Entries taken from a collection =
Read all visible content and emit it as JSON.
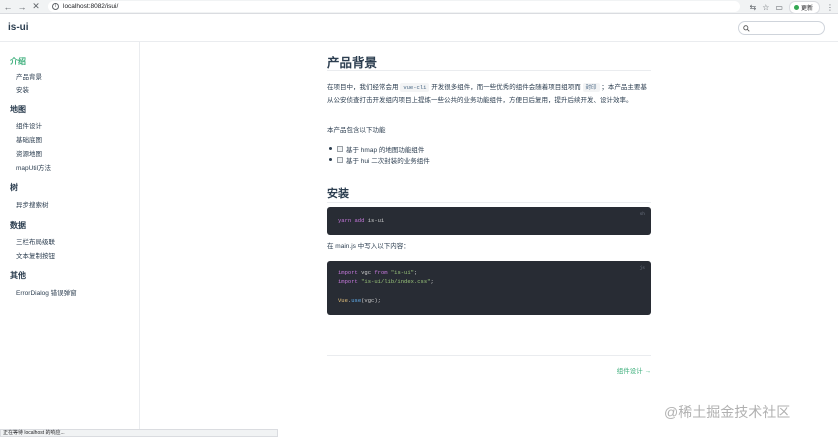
{
  "browser": {
    "back_icon": "arrow-left-icon",
    "forward_icon": "arrow-right-icon",
    "reload_icon": "close-icon",
    "url": "localhost:8082/isui/",
    "update_label": "更新",
    "status_text": "正在等待 localhost 的响应..."
  },
  "navbar": {
    "site_name": "is-ui",
    "search_placeholder": ""
  },
  "sidebar": {
    "groups": [
      {
        "title": "介绍",
        "items": [
          "产品背景",
          "安装"
        ]
      },
      {
        "title": "地图",
        "items": [
          "组件设计",
          "基础底图",
          "资源地图",
          "mapUtil方法"
        ]
      },
      {
        "title": "树",
        "items": [
          "异步搜索树"
        ]
      },
      {
        "title": "数据",
        "items": [
          "三栏布局级联",
          "文本复制按钮"
        ]
      },
      {
        "title": "其他",
        "items": [
          "ErrorDialog 错误弹窗"
        ]
      }
    ]
  },
  "main": {
    "title": "产品背景",
    "intro_before": "在项目中，我们经常会用 ",
    "intro_code": "vue-cli",
    "intro_middle": " 开发很多组件，而一些优秀的组件会随着项目组项而 ",
    "intro_code2": "封印",
    "intro_after": " ；本产品主要基从公安侦查打击开发组内项目上提炼一些公共的业务功能组件，方便日后复用，提升后续开发、设计效率。",
    "features_heading": "本产品包含以下功能",
    "features": [
      "基于 hmap 的地图功能组件",
      "基于 hui 二次封装的业务组件"
    ],
    "install_title": "安装",
    "install_lang": "sh",
    "install_cmd_keyword": "yarn add",
    "install_cmd_pkg": "is-ui",
    "mainjs_text": "在 main.js 中写入以下内容：",
    "code_lang": "js",
    "code": {
      "line1_import": "import",
      "line1_id": "vgc",
      "line1_from": "from",
      "line1_str": "\"is-ui\"",
      "line1_end": ";",
      "line2_import": "import",
      "line2_str": "\"is-ui/lib/index.css\"",
      "line2_end": ";",
      "line3_obj": "Vue",
      "line3_fn": "use",
      "line3_arg": "(vgc);"
    },
    "next_link": "组件设计 →"
  },
  "watermark": {
    "text": "@稀土掘金技术社区"
  }
}
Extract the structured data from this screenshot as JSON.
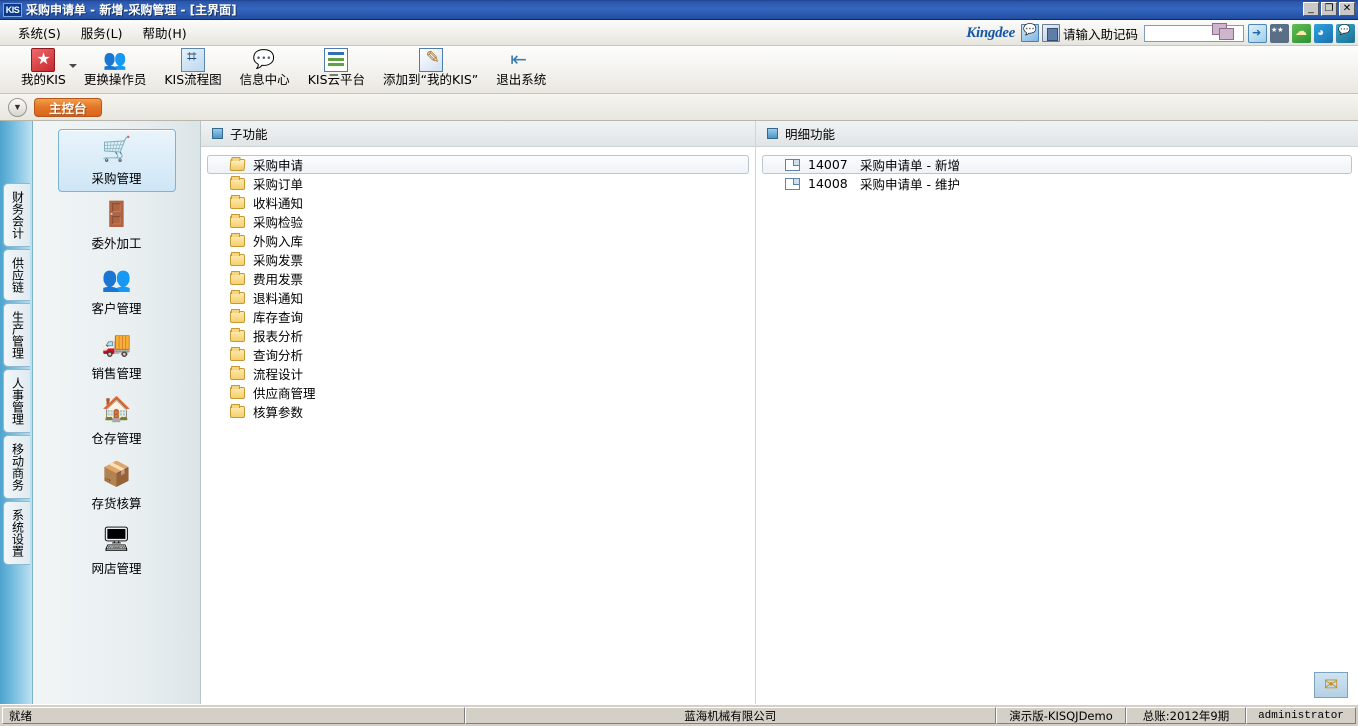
{
  "window": {
    "title": "采购申请单 - 新增-采购管理 - [主界面]",
    "logo": "KIS",
    "minimize": "_",
    "maximize": "❐",
    "close": "✕"
  },
  "menubar": {
    "items": [
      {
        "label": "系统",
        "accel": "(S)"
      },
      {
        "label": "服务",
        "accel": "(L)"
      },
      {
        "label": "帮助",
        "accel": "(H)"
      }
    ],
    "brand": "Kingdee",
    "hint_label": "请输入助记码",
    "hint_value": "",
    "hint_placeholder": ""
  },
  "toolbar": {
    "items": [
      {
        "label": "我的KIS",
        "icon": "star-icon",
        "has_dropdown": true
      },
      {
        "label": "更换操作员",
        "icon": "people-swap-icon",
        "has_dropdown": false
      },
      {
        "label": "KIS流程图",
        "icon": "flowchart-icon",
        "has_dropdown": false
      },
      {
        "label": "信息中心",
        "icon": "message-icon",
        "has_dropdown": false
      },
      {
        "label": "KIS云平台",
        "icon": "list-icon",
        "has_dropdown": false
      },
      {
        "label": "添加到“我的KIS”",
        "icon": "edit-icon",
        "has_dropdown": false
      },
      {
        "label": "退出系统",
        "icon": "exit-icon",
        "has_dropdown": false
      }
    ]
  },
  "tabstrip": {
    "dropdown_glyph": "▼",
    "active_tab": "主控台"
  },
  "rail": {
    "items": [
      "财务会计",
      "供应链",
      "生产管理",
      "人事管理",
      "移动商务",
      "系统设置"
    ],
    "active_index": 1
  },
  "modules": {
    "items": [
      {
        "label": "采购管理",
        "icon": "purchase-icon",
        "glyph": "🛒",
        "selected": true
      },
      {
        "label": "委外加工",
        "icon": "outsourcing-icon",
        "glyph": "🚪",
        "selected": false
      },
      {
        "label": "客户管理",
        "icon": "customer-icon",
        "glyph": "👥",
        "selected": false
      },
      {
        "label": "销售管理",
        "icon": "sales-truck-icon",
        "glyph": "🚚",
        "selected": false
      },
      {
        "label": "仓存管理",
        "icon": "warehouse-icon",
        "glyph": "🏠",
        "selected": false
      },
      {
        "label": "存货核算",
        "icon": "inventory-accounting-icon",
        "glyph": "📦",
        "selected": false
      },
      {
        "label": "网店管理",
        "icon": "online-store-icon",
        "glyph": "🖥",
        "selected": false
      }
    ]
  },
  "sub_functions": {
    "header": "子功能",
    "items": [
      {
        "label": "采购申请",
        "selected": true
      },
      {
        "label": "采购订单",
        "selected": false
      },
      {
        "label": "收料通知",
        "selected": false
      },
      {
        "label": "采购检验",
        "selected": false
      },
      {
        "label": "外购入库",
        "selected": false
      },
      {
        "label": "采购发票",
        "selected": false
      },
      {
        "label": "费用发票",
        "selected": false
      },
      {
        "label": "退料通知",
        "selected": false
      },
      {
        "label": "库存查询",
        "selected": false
      },
      {
        "label": "报表分析",
        "selected": false
      },
      {
        "label": "查询分析",
        "selected": false
      },
      {
        "label": "流程设计",
        "selected": false
      },
      {
        "label": "供应商管理",
        "selected": false
      },
      {
        "label": "核算参数",
        "selected": false
      }
    ]
  },
  "detail_functions": {
    "header": "明细功能",
    "items": [
      {
        "code": "14007",
        "label": "采购申请单 - 新增",
        "selected": true
      },
      {
        "code": "14008",
        "label": "采购申请单 - 维护",
        "selected": false
      }
    ]
  },
  "statusbar": {
    "state": "就绪",
    "company": "蓝海机械有限公司",
    "edition": "演示版-KISQJDemo",
    "period": "总账:2012年9期",
    "user": "administrator"
  },
  "misc": {
    "mail_icon": "mail-icon"
  },
  "colors": {
    "titlebar": "#2a57ab",
    "accent_tab": "#e4772a",
    "rail": "#69b6dc",
    "brand": "#1556a5"
  }
}
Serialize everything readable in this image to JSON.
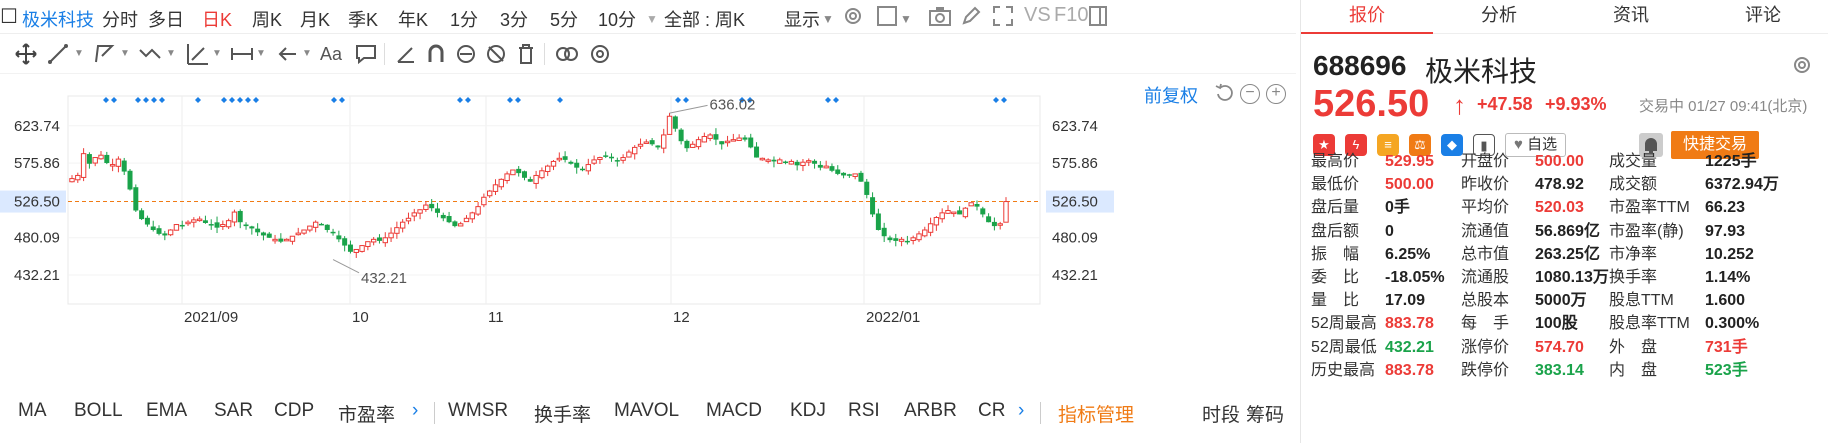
{
  "period_bar": {
    "stock_name": "极米科技",
    "items": [
      "分时",
      "多日",
      "日K",
      "周K",
      "月K",
      "季K",
      "年K",
      "1分",
      "3分",
      "5分",
      "10分"
    ],
    "active": "日K",
    "all_weekly": "全部 : 周K",
    "display": "显示",
    "vs_label": "VS",
    "f10_label": "F10"
  },
  "toolbar": {
    "font_label": "Aa"
  },
  "chart": {
    "adjust_label": "前复权",
    "current_price_label": "526.50",
    "high_annotation": "636.02",
    "low_annotation": "432.21",
    "y_ticks_left": [
      "623.74",
      "575.86",
      "526.50",
      "480.09",
      "432.21"
    ],
    "y_ticks_right": [
      "623.74",
      "575.86",
      "526.50",
      "480.09",
      "432.21"
    ],
    "x_ticks": [
      "2021/09",
      "10",
      "11",
      "12",
      "2022/01"
    ]
  },
  "chart_data": {
    "type": "candlestick",
    "current_price": 526.5,
    "y_ticks": [
      623.74,
      575.86,
      526.5,
      480.09,
      432.21
    ],
    "high_point": 636.02,
    "low_point": 432.21,
    "x_ticks": [
      "2021/09",
      "10",
      "11",
      "12",
      "2022/01"
    ],
    "colors": {
      "up": "#ec3b37",
      "down": "#1aa34a",
      "marker": "#1a7fe6",
      "price_line": "#f07b15"
    },
    "closes_approx": [
      556,
      560,
      588,
      575,
      583,
      586,
      576,
      574,
      581,
      565,
      542,
      515,
      504,
      497,
      490,
      485,
      483,
      490,
      497,
      496,
      500,
      503,
      504,
      499,
      497,
      493,
      497,
      502,
      513,
      500,
      495,
      492,
      487,
      483,
      480,
      478,
      475,
      478,
      482,
      486,
      490,
      495,
      500,
      496,
      490,
      486,
      478,
      470,
      462,
      465,
      470,
      475,
      478,
      476,
      480,
      486,
      493,
      500,
      505,
      512,
      516,
      522,
      518,
      512,
      505,
      500,
      495,
      498,
      505,
      512,
      520,
      532,
      540,
      548,
      555,
      562,
      567,
      563,
      557,
      552,
      560,
      566,
      572,
      578,
      582,
      580,
      575,
      570,
      568,
      574,
      580,
      583,
      585,
      582,
      578,
      583,
      590,
      596,
      600,
      603,
      600,
      596,
      612,
      636,
      620,
      604,
      595,
      600,
      606,
      610,
      612,
      606,
      600,
      604,
      606,
      608,
      606,
      596,
      583,
      582,
      580,
      578,
      580,
      577,
      578,
      573,
      577,
      579,
      575,
      570,
      572,
      566,
      562,
      560,
      560,
      562,
      552,
      535,
      510,
      490,
      482,
      477,
      476,
      478,
      476,
      480,
      485,
      490,
      498,
      506,
      512,
      515,
      513,
      510,
      518,
      525,
      520,
      510,
      500,
      495,
      498,
      526.5
    ]
  },
  "indicators": {
    "tabs": [
      "MA",
      "BOLL",
      "EMA",
      "SAR",
      "CDP",
      "市盈率",
      "WMSR",
      "换手率",
      "MAVOL",
      "MACD",
      "KDJ",
      "RSI",
      "ARBR",
      "CR"
    ],
    "manage": "指标管理",
    "timeshare": "时段",
    "chips": "筹码"
  },
  "quote": {
    "tabs": [
      "报价",
      "分析",
      "资讯",
      "评论"
    ],
    "active_tab": "报价",
    "code": "688696",
    "name": "极米科技",
    "price": "526.50",
    "change": "+47.58",
    "change_pct": "+9.93%",
    "status": "交易中 01/27 09:41(北京)",
    "watch_label": "自选",
    "quick_trade": "快捷交易",
    "fields": [
      [
        {
          "label": "最高价",
          "value": "529.95",
          "color": "red"
        },
        {
          "label": "开盘价",
          "value": "500.00",
          "color": "red"
        },
        {
          "label": "成交量",
          "value": "1225手",
          "color": "dark"
        }
      ],
      [
        {
          "label": "最低价",
          "value": "500.00",
          "color": "red"
        },
        {
          "label": "昨收价",
          "value": "478.92",
          "color": "dark"
        },
        {
          "label": "成交额",
          "value": "6372.94万",
          "color": "dark"
        }
      ],
      [
        {
          "label": "盘后量",
          "value": "0手",
          "color": "dark"
        },
        {
          "label": "平均价",
          "value": "520.03",
          "color": "red"
        },
        {
          "label": "市盈率TTM",
          "value": "66.23",
          "color": "dark"
        }
      ],
      [
        {
          "label": "盘后额",
          "value": "0",
          "color": "dark"
        },
        {
          "label": "流通值",
          "value": "56.869亿",
          "color": "dark"
        },
        {
          "label": "市盈率(静)",
          "value": "97.93",
          "color": "dark"
        }
      ],
      [
        {
          "label": "振　幅",
          "value": "6.25%",
          "color": "dark"
        },
        {
          "label": "总市值",
          "value": "263.25亿",
          "color": "dark"
        },
        {
          "label": "市净率",
          "value": "10.252",
          "color": "dark"
        }
      ],
      [
        {
          "label": "委　比",
          "value": "-18.05%",
          "color": "dark"
        },
        {
          "label": "流通股",
          "value": "1080.13万",
          "color": "dark"
        },
        {
          "label": "换手率",
          "value": "1.14%",
          "color": "dark"
        }
      ],
      [
        {
          "label": "量　比",
          "value": "17.09",
          "color": "dark"
        },
        {
          "label": "总股本",
          "value": "5000万",
          "color": "dark"
        },
        {
          "label": "股息TTM",
          "value": "1.600",
          "color": "dark"
        }
      ],
      [
        {
          "label": "52周最高",
          "value": "883.78",
          "color": "red"
        },
        {
          "label": "每　手",
          "value": "100股",
          "color": "dark"
        },
        {
          "label": "股息率TTM",
          "value": "0.300%",
          "color": "dark"
        }
      ],
      [
        {
          "label": "52周最低",
          "value": "432.21",
          "color": "green"
        },
        {
          "label": "涨停价",
          "value": "574.70",
          "color": "red"
        },
        {
          "label": "外　盘",
          "value": "731手",
          "color": "red"
        }
      ],
      [
        {
          "label": "历史最高",
          "value": "883.78",
          "color": "red"
        },
        {
          "label": "跌停价",
          "value": "383.14",
          "color": "green"
        },
        {
          "label": "内　盘",
          "value": "523手",
          "color": "green"
        }
      ]
    ]
  }
}
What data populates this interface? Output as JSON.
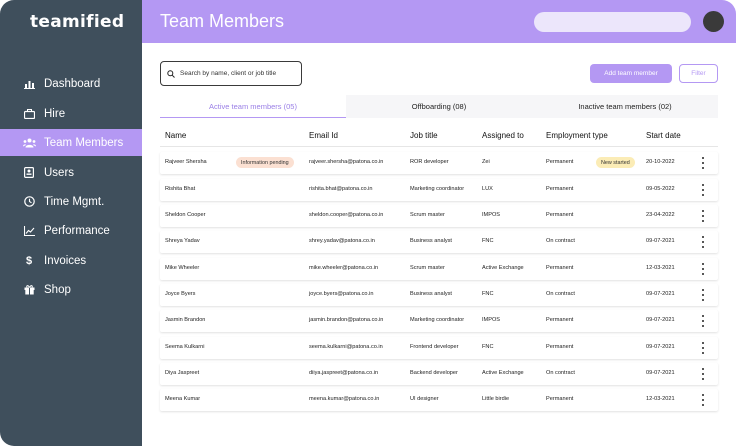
{
  "brand": {
    "logo": "teamified"
  },
  "nav": {
    "items": [
      {
        "label": "Dashboard",
        "icon": "bar-chart-icon",
        "active": false
      },
      {
        "label": "Hire",
        "icon": "briefcase-icon",
        "active": false
      },
      {
        "label": "Team Members",
        "icon": "users-icon",
        "active": true
      },
      {
        "label": "Users",
        "icon": "id-card-icon",
        "active": false
      },
      {
        "label": "Time Mgmt.",
        "icon": "clock-icon",
        "active": false
      },
      {
        "label": "Performance",
        "icon": "trend-line-icon",
        "active": false
      },
      {
        "label": "Invoices",
        "icon": "dollar-icon",
        "active": false
      },
      {
        "label": "Shop",
        "icon": "gift-icon",
        "active": false
      }
    ]
  },
  "header": {
    "title": "Team Members"
  },
  "toolbar": {
    "search_placeholder": "Search by name, client or job title",
    "add_label": "Add team member",
    "filter_label": "Filter"
  },
  "tabs": [
    {
      "label": "Active team members (05)",
      "active": true
    },
    {
      "label": "Offboarding (08)",
      "active": false
    },
    {
      "label": "Inactive team members (02)",
      "active": false
    }
  ],
  "table": {
    "columns": [
      "Name",
      "Email Id",
      "Job title",
      "Assigned to",
      "Employment type",
      "Start date"
    ],
    "rows": [
      {
        "name": "Rajveer Shersha",
        "badge": "Information pending",
        "email": "rajveer.shersha@patona.co.in",
        "job": "ROR developer",
        "assigned": "Zei",
        "type": "Permanent",
        "type_badge": "New started",
        "start": "20-10-2022"
      },
      {
        "name": "Rishita Bhat",
        "badge": "",
        "email": "rishita.bhat@patona.co.in",
        "job": "Marketing coordinator",
        "assigned": "LUX",
        "type": "Permanent",
        "type_badge": "",
        "start": "09-05-2022"
      },
      {
        "name": "Sheldon Cooper",
        "badge": "",
        "email": "sheldon.cooper@patona.co.in",
        "job": "Scrum master",
        "assigned": "IMPOS",
        "type": "Permanent",
        "type_badge": "",
        "start": "23-04-2022"
      },
      {
        "name": "Shreya Yadav",
        "badge": "",
        "email": "shrey.yadav@patona.co.in",
        "job": "Business analyst",
        "assigned": "FNC",
        "type": "On contract",
        "type_badge": "",
        "start": "09-07-2021"
      },
      {
        "name": "Mike Wheeler",
        "badge": "",
        "email": "mike.wheeler@patona.co.in",
        "job": "Scrum master",
        "assigned": "Active Exchange",
        "type": "Permanent",
        "type_badge": "",
        "start": "12-03-2021"
      },
      {
        "name": "Joyce Byers",
        "badge": "",
        "email": "joyce.byers@patona.co.in",
        "job": "Business analyst",
        "assigned": "FNC",
        "type": "On contract",
        "type_badge": "",
        "start": "09-07-2021"
      },
      {
        "name": "Jasmin Brandon",
        "badge": "",
        "email": "jasmin.brandon@patona.co.in",
        "job": "Marketing coordinator",
        "assigned": "IMPOS",
        "type": "Permanent",
        "type_badge": "",
        "start": "09-07-2021"
      },
      {
        "name": "Seema Kulkarni",
        "badge": "",
        "email": "seema.kulkarni@patona.co.in",
        "job": "Frontend developer",
        "assigned": "FNC",
        "type": "Permanent",
        "type_badge": "",
        "start": "09-07-2021"
      },
      {
        "name": "Diya Jaspreet",
        "badge": "",
        "email": "diiya.jaspreet@patona.co.in",
        "job": "Backend developer",
        "assigned": "Active Exchange",
        "type": "On contract",
        "type_badge": "",
        "start": "09-07-2021"
      },
      {
        "name": "Meena Kumar",
        "badge": "",
        "email": "meena.kumar@patona.co.in",
        "job": "UI designer",
        "assigned": "Little birdie",
        "type": "Permanent",
        "type_badge": "",
        "start": "12-03-2021"
      }
    ]
  },
  "colors": {
    "sidebar": "#3f4f5c",
    "accent": "#b498f3",
    "pending_badge": "#fbe0d2",
    "new_badge": "#fbecb6"
  }
}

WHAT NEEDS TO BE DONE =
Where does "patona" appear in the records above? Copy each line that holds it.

TASK RESULT =
        "email": "rajveer.shersha@patona.co.in",
        "email": "rishita.bhat@patona.co.in",
        "email": "sheldon.cooper@patona.co.in",
        "email": "shrey.yadav@patona.co.in",
        "email": "mike.wheeler@patona.co.in",
        "email": "joyce.byers@patona.co.in",
        "email": "jasmin.brandon@patona.co.in",
        "email": "seema.kulkarni@patona.co.in",
        "email": "diiya.jaspreet@patona.co.in",
        "email": "meena.kumar@patona.co.in",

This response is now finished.